The big three PBMs operate with clear conflicts of interest, and are allowed to do so without transparency requirements or significant competition. To fully solve this problem, the federal government must step in to regulate and break up PBMs. In the absence of federal action, though, there are steps states can take to help protect competition:
Require Transparency on Price Spreads: MAC Transparency Laws
These laws allow plan sponsors and pharmacists to see what the PBM is charging, and allow them to be alerted promptly when a PBM changes a price for a generic. They’re on the books in 38 states. One example is Kentucky.
Let Your State Oversee PBMs: PBM Licensure & Registration
These laws give the state board of pharmacy or state department of insurance authority to oversee PBMs, giving pharmacies and plan sponsors recourse if a PBM is abusing its power. Washington State has a law that does this.
Establish Rules for PBM Pharmacy Audits: Fair Pharmacy Audit Laws
These laws create a framework for how a PBM must audit a pharmacy. They establish what constitutes a “substantive error” on a pharmacy’s part, and create an appeals process if a pharmacy believes it was unfairly audited. These laws are on the books in 38 states,[ix] including Ohio.
Alaska’s House and Senate unanimously passed legislation that combines all three of these approaches. You can read it here.
Change the Rules for Medicaid: Bar Spread Pricing or Eliminate PBMs Altogether
One approach that does not require legislation is to take action through state Medicaid agencies. Ohio’s state Medicaid agency recently ordered all of its managed care health plans to end their contracts with PBMs, and re-negotiate new contracts under which the state Medicaid agency will only pay PBMs a set fee for service, instead of using spread pricing.[x] In 2018, West Virginia’s state Medicaid agency decided to stop using PBMs altogether for its managed care plans,[xi] a move that saved the state over $30 million dollars.[xii]

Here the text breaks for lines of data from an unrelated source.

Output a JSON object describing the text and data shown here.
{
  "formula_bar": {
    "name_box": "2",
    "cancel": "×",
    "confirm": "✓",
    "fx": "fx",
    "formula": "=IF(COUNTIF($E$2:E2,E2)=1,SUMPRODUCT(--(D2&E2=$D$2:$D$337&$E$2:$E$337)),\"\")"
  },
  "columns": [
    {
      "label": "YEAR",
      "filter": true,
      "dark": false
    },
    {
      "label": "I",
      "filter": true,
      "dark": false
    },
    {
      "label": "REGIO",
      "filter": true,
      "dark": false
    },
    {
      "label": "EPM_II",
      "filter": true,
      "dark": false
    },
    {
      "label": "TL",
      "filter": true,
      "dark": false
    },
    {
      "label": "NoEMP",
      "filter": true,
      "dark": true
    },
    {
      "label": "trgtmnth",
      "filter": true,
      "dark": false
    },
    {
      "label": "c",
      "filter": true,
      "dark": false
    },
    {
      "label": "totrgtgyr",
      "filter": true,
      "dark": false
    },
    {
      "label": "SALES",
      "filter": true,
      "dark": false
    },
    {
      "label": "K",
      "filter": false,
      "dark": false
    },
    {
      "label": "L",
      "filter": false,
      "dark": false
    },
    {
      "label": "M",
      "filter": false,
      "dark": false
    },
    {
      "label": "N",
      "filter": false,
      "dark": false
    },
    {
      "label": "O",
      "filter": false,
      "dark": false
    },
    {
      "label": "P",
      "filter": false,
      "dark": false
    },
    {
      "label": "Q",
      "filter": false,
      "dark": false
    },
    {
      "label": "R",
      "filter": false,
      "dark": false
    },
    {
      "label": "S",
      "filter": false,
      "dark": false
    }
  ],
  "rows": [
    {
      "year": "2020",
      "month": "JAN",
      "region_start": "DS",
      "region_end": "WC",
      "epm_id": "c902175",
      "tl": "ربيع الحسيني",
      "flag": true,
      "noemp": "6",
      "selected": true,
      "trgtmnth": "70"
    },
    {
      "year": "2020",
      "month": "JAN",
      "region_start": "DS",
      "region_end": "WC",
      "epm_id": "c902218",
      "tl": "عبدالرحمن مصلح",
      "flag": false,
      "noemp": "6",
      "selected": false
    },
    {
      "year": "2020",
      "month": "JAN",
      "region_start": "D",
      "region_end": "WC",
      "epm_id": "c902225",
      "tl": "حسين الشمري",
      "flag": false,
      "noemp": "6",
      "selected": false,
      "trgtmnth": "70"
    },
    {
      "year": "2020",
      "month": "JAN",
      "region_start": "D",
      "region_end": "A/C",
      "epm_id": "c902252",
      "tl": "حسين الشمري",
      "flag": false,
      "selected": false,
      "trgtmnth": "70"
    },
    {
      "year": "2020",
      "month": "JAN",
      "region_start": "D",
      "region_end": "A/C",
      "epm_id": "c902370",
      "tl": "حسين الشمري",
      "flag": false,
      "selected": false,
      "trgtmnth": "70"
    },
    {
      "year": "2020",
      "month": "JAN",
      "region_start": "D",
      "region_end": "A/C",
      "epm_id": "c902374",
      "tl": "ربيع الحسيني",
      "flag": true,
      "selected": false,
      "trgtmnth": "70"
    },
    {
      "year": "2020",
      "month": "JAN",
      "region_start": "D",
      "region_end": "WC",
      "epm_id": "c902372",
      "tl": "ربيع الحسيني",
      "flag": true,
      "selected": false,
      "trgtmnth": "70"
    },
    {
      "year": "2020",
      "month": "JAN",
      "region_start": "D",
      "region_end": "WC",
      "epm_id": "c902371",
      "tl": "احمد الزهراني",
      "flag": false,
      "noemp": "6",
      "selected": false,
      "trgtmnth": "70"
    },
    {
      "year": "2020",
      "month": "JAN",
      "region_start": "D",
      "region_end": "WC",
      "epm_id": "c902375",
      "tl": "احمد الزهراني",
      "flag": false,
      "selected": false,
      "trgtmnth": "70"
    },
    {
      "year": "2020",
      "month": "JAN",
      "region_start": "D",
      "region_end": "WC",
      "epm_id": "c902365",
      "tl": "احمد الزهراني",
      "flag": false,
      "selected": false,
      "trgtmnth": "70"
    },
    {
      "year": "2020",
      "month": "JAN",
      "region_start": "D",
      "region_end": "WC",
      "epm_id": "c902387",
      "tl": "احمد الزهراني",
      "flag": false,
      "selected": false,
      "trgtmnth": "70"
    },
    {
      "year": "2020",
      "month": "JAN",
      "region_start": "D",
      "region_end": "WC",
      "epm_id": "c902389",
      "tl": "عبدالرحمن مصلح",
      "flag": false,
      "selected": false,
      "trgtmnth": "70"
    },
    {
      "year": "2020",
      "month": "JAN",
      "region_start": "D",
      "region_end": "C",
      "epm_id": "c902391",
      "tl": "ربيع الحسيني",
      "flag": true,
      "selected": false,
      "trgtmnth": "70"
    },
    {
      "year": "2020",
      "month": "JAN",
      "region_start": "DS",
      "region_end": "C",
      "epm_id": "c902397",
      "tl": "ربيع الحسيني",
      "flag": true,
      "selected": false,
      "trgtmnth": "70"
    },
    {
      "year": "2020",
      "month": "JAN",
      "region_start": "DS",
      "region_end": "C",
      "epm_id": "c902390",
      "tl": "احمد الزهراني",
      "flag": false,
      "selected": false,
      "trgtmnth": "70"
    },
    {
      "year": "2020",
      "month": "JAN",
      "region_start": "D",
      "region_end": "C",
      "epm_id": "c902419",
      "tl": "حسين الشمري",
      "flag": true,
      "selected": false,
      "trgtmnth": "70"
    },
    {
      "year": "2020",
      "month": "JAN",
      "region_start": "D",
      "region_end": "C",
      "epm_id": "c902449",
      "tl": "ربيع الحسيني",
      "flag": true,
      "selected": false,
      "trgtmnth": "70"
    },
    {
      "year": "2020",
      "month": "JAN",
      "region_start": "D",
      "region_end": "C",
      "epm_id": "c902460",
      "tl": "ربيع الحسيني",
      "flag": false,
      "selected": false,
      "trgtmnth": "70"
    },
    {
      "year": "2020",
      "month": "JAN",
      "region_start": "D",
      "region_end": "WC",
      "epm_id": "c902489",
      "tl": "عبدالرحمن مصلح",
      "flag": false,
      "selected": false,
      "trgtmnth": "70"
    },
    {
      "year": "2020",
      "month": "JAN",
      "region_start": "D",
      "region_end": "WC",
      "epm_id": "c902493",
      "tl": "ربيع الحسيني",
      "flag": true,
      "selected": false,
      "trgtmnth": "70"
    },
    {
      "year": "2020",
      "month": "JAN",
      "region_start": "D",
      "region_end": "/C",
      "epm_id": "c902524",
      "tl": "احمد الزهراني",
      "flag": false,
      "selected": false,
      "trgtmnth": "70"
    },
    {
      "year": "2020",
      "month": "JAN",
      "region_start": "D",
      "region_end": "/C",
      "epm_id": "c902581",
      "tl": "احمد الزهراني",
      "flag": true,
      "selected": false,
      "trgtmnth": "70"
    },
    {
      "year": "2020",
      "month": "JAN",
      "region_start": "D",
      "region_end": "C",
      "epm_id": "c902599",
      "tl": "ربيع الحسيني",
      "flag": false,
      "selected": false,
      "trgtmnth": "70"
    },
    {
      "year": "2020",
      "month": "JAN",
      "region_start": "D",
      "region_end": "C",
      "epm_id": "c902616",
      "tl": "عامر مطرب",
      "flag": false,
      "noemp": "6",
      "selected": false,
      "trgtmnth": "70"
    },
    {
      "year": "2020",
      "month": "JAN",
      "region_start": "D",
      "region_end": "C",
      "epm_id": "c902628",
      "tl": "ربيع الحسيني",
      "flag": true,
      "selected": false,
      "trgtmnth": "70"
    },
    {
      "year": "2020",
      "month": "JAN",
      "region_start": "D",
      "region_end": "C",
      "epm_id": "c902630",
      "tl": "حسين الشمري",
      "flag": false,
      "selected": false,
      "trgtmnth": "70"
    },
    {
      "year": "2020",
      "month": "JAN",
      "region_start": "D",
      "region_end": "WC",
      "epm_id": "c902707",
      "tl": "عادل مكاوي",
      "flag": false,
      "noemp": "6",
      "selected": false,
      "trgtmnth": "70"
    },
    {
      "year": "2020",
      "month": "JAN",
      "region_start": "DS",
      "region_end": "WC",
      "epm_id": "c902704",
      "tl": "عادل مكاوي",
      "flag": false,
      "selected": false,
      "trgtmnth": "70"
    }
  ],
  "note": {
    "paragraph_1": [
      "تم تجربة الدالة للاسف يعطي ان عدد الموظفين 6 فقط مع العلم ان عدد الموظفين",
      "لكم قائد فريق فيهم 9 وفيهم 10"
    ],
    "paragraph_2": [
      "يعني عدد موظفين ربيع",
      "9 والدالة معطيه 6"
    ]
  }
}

If fully enforced, these state-level policies can help prevent PBM abuse. However, a more fundamental solution would involve restructuring PBMs. The Federal Trade Commission has the authority to break up PBMs, separating them from their retail pharmacies and ending their incentive to self-deal. Until then, communities are likely to continue to lose independent pharmacies. Each time a local pharmacy closes, hundreds or thousands of people lose an important source of healthcare, and the community loses an economic asset.
States have the authority to go further, too. One shining example of a state policy that mandates local control is North Dakota’s law requiring that all pharmacies be owned by licensed pharmacists. Thanks to this law – which is unique among U.S. states, but similar to laws on the books in many other countries — today there are virtually no chain pharmacies in North Dakota. To find out more about the state’s forward thinking approach, and how well it serves residents, read our 2014 report and other reporting on the law here.